Work order:
Your answer should be the lines of the listing that contain the word "heading".

Records shown:
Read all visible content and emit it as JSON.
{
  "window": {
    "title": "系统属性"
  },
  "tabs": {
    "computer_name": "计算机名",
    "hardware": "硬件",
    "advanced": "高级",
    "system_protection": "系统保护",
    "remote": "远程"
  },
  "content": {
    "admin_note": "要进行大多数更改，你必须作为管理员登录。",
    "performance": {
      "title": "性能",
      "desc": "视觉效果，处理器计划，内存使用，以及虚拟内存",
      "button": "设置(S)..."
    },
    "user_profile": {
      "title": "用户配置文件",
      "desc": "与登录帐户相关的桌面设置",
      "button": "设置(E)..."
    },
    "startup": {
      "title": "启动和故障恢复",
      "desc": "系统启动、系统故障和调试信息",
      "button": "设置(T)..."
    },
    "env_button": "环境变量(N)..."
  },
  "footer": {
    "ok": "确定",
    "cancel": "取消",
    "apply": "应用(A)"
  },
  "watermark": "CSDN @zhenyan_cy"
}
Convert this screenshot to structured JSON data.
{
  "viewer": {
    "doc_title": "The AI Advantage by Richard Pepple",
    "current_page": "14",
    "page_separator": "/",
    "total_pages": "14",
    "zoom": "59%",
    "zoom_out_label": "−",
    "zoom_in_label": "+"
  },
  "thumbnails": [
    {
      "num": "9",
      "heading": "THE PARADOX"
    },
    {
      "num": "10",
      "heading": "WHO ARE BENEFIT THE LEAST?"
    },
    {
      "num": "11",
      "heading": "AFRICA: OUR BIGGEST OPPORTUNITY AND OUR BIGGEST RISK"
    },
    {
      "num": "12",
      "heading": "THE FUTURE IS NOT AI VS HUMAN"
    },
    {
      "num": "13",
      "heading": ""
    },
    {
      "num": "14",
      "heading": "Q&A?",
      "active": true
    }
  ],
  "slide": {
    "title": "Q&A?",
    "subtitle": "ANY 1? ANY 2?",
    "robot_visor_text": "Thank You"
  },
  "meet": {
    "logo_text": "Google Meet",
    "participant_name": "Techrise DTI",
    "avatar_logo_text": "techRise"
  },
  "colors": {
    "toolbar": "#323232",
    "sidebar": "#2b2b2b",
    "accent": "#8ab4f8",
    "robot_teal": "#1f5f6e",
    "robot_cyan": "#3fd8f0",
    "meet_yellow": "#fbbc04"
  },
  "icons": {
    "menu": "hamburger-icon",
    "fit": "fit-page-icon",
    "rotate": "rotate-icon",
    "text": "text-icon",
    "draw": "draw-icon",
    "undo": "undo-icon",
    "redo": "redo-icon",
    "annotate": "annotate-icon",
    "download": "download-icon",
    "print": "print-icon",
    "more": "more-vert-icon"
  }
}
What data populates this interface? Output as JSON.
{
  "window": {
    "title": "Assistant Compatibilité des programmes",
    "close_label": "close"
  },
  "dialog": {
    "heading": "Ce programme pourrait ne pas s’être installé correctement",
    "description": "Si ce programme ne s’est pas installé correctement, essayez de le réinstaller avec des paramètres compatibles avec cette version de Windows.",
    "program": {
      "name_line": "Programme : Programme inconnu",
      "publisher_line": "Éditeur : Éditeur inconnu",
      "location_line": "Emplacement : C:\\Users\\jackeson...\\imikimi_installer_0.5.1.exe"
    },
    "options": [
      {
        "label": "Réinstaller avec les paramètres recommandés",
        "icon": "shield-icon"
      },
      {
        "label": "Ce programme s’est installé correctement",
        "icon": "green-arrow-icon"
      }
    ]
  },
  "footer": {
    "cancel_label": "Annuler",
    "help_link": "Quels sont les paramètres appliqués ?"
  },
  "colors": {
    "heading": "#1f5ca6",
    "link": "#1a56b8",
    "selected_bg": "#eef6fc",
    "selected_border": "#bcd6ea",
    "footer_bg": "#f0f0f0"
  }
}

Your solution:
      "heading": "THE PARADOX"
      "heading": "WHO ARE BENEFIT THE LEAST?"
      "heading": "AFRICA: OUR BIGGEST OPPORTUNITY AND OUR BIGGEST RISK"
      "heading": "THE FUTURE IS NOT AI VS HUMAN"
      "heading": ""
      "heading": "Q&A?",
    "heading": "Ce programme pourrait ne pas s’être installé correctement",
    "heading": "#1f5ca6",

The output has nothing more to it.